Document Type

Thesis - Open Access

Award Date


Degree Name

Master of Science (MS)

Department / School

Animal Science

First Advisor

A. Lowell Slyter


Sheep production in the United States is highly variable. The sources of this variation are many and may include breed, climatic condition, management system and selection emphasis. The sheep is a highly adaptable animal and the success of an operation may be due in part to the ability of producers to select breeds of sheep best suited to their situation. Over time, two distinct management systems have developed. The first of these may be termed the farm flock system. The farm flock system is typical of the eastern United States in the crop farming areas of the country. This system may include such practices as early fall breeding, drylot confinement during the winter months, early lambing and weaning and rapid feedlot finishing of the lambs. The second management system may be termed the range flock system. As the name implies, the range flock system is typical of the western range areas of the United States. This system may employ such management practices as late fall breeding, reliance on grazing and limited feed supplementation during gestation, spring lambing and summer grazing of ewe and lamb pairs. Although these two systems are quite distinct, considerable overlap between the systems does exist. It was the objective of this study to compare these two systems of management and to examine the effect on lifetime productivity of ewes. It was a further objective to compare three distinct breed combinations within both systems. The Targhee breed is typical of the range type sheep used in many sheep operations. The experimental design of the study allowed the examination of the effect of replacing one-half of the Targhee genetic base with either Suffolk or Finnsheep breeding. The Suffolk represents a typical farm flock type sheep noted for growth and carcass quality. The Finnsheep is a breed known for multiple birth and early maturity. This study was conducted over a 8-year period which allowed all ewes 6 years of production. The end points to evaluate production were kilograms of wool produced and kilograms of lamb weaned.

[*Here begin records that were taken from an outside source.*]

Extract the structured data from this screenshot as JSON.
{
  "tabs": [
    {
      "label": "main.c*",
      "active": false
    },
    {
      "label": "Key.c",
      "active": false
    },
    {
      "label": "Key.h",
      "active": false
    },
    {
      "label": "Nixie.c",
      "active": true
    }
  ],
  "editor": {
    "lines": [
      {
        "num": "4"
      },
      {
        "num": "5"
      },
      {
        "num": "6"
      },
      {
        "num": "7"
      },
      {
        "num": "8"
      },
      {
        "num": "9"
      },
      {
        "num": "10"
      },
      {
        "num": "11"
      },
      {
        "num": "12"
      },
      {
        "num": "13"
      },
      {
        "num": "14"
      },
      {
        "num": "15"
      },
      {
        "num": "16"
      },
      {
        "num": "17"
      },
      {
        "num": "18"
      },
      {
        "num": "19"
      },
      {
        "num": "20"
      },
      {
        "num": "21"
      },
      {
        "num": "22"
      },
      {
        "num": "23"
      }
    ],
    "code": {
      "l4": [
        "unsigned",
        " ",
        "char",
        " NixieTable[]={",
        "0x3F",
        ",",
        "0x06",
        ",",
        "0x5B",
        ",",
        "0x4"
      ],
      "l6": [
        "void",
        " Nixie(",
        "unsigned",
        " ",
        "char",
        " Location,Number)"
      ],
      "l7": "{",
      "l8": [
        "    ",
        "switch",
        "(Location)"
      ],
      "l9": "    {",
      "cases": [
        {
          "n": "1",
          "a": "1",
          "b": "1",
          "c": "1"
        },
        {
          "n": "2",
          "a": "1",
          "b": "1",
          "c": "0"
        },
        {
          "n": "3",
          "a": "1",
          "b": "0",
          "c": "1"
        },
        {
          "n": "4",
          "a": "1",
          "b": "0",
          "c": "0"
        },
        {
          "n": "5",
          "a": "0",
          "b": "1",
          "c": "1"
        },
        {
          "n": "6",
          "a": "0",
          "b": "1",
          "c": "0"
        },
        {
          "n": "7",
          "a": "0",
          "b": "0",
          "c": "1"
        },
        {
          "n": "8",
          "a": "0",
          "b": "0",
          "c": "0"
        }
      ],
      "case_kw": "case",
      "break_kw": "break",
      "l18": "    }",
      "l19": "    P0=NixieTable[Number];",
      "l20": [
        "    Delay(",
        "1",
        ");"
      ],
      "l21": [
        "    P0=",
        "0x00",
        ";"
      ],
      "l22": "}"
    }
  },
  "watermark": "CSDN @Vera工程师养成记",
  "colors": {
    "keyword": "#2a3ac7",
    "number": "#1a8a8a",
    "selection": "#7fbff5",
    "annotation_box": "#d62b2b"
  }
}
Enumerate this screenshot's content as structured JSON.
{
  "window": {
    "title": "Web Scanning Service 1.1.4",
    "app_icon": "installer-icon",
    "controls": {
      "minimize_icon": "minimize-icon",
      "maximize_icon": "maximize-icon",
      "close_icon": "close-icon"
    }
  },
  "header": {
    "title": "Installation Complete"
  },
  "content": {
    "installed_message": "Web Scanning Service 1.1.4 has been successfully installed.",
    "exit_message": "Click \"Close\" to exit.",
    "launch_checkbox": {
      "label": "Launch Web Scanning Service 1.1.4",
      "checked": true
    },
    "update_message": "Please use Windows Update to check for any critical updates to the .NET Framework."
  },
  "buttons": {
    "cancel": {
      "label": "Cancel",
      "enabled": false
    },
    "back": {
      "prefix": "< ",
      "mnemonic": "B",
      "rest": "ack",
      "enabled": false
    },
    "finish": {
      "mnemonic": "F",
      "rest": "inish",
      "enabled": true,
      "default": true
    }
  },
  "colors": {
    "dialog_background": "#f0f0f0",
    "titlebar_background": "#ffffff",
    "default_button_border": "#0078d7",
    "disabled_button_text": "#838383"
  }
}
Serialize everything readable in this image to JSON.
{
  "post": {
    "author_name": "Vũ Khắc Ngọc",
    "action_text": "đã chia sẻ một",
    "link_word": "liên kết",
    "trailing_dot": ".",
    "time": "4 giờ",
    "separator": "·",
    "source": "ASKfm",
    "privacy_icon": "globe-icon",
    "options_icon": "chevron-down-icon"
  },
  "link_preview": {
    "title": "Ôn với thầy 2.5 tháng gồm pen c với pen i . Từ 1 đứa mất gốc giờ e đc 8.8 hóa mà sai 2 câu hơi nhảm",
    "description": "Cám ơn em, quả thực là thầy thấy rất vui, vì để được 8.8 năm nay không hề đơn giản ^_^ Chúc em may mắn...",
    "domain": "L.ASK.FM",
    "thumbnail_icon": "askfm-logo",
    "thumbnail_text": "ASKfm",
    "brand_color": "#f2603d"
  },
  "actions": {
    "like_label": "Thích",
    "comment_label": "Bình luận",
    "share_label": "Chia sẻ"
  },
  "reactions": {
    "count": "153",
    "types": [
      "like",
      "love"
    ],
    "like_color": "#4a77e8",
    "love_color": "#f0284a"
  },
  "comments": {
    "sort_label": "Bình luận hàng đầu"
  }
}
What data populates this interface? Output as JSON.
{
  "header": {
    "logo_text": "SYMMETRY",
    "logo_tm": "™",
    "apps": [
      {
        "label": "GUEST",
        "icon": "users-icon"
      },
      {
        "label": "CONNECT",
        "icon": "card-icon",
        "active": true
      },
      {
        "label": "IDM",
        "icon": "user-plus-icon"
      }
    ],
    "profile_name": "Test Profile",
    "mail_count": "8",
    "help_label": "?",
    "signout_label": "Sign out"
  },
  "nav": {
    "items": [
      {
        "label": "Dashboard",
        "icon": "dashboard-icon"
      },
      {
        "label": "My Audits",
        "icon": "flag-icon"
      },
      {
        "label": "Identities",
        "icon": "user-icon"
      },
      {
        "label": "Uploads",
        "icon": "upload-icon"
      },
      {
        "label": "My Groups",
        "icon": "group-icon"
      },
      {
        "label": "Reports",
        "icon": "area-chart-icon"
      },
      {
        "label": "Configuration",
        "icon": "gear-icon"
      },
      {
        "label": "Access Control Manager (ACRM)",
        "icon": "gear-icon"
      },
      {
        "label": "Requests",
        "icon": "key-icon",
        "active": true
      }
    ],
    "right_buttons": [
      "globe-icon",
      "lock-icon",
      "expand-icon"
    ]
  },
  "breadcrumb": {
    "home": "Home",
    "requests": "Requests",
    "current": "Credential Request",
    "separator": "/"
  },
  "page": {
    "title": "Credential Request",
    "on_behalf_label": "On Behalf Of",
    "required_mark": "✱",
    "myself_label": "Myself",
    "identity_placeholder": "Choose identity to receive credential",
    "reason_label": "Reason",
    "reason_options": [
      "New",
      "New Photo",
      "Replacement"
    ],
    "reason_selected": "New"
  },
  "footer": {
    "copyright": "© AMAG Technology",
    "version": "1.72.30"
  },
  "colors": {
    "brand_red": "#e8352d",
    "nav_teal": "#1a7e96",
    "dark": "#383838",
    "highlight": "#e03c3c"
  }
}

Library of Congress Subject Headings

Sheep breeds



Number of Pages



South Dakota State University


No Copyright - United State